Before submitting a proposal and teaming up with Publishing Services, the journal had already published 228 articles on a departmental website. The faculty and staff working on the journal were masters of creating excellence despite constraints.
“We already had an ISSN, we had gotten ourselves into the Directory of Open Access Journals, and we had started the Pub Med Central application process. We were doing those things on the side while we were trying to manage manuscripts and of course do our full time jobs, which is be faculty,” said Janke.
The editors had been in search of a manuscript management system, but had been unable to find one to suit their budget and capacity for technical support. Fortunately, they learned about Publishing Services from the liaison librarian to the College of Pharmacy.
After having their proposal accepted, consultations took place to select a platform. In addition to gaining a streamlined system for producing issues and facilitating the peer review process, they saw some unexpected results.

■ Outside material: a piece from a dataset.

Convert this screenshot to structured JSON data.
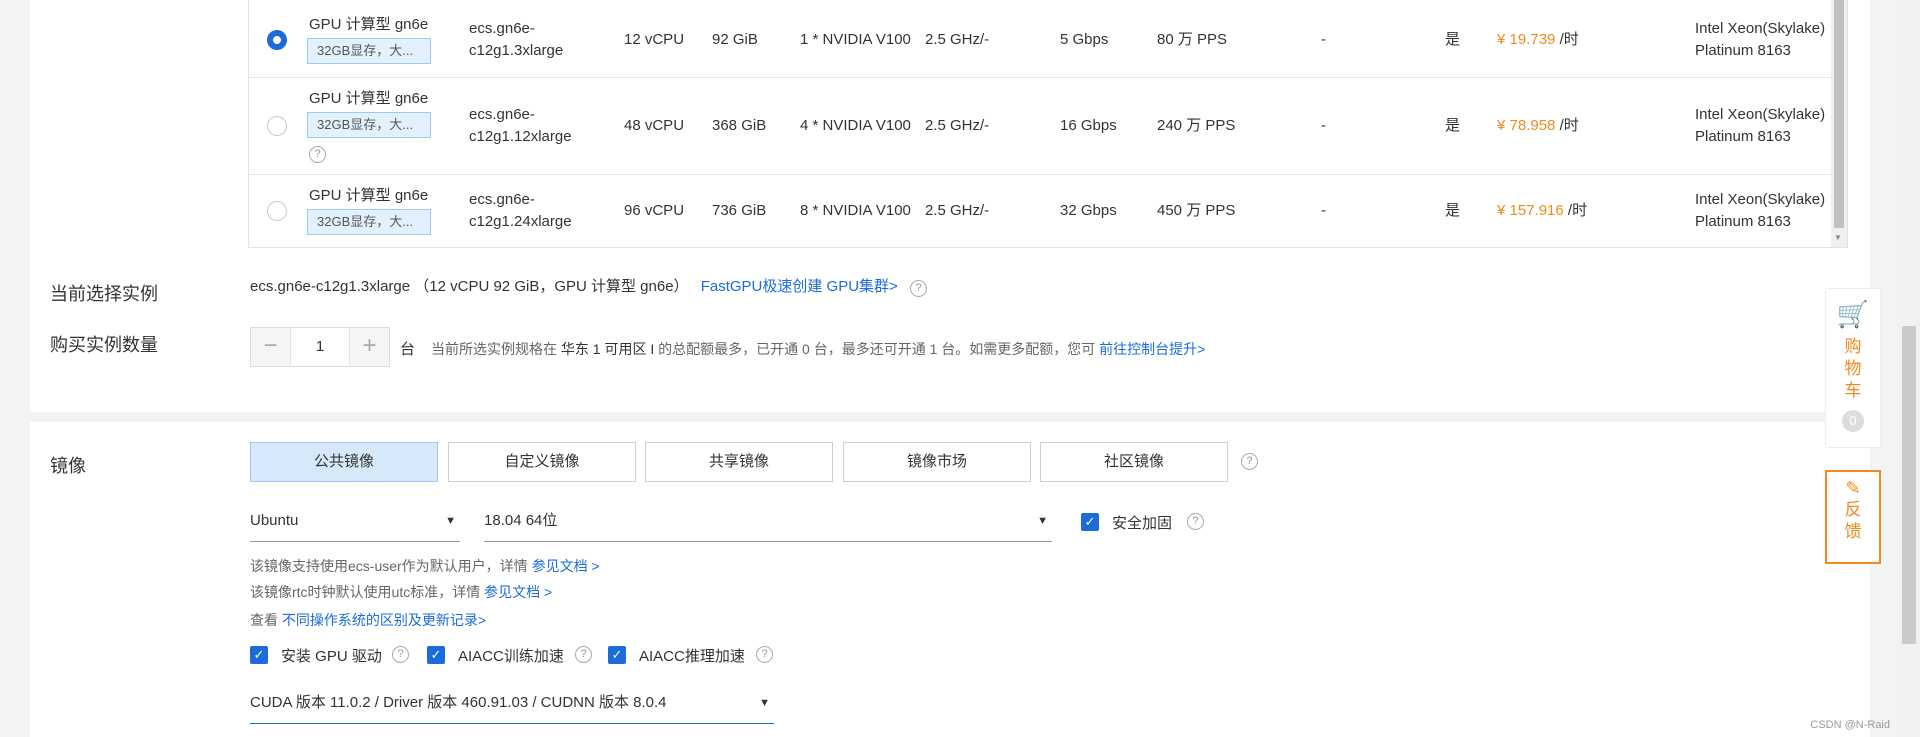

“Reports from the system are telling us more about our readership,” said Janke. “I was surprised by the number of corporate readers that we had. Seeing that has heightened our awareness of utilization and visibility. We’re starting to think more about the role of alt metrics and social media in publicizing our authors’ work. We’re now poised to create a bigger footprint for the journal and create more visibility.”
What’s Next for Publishing Services?
The librarians and developers on the Publishing Services team are kept busy working in collaboration with researchers to publish journals, dynamic scholarly serials, conference proceedings, and open textbooks. Guided by McCready’s leadership, the team is taking part in bigger conversations about the role of libraries in the future of academic publishing.
“I’m really excited about being a member of the Library Publishing Coalition,” McCready said. “Although our focus is serving the needs of U of M faculty and researchers, there are some solutions that would be better built at scale with our colleagues from other institutions in order to make them more affordable and available to more authors and editors.”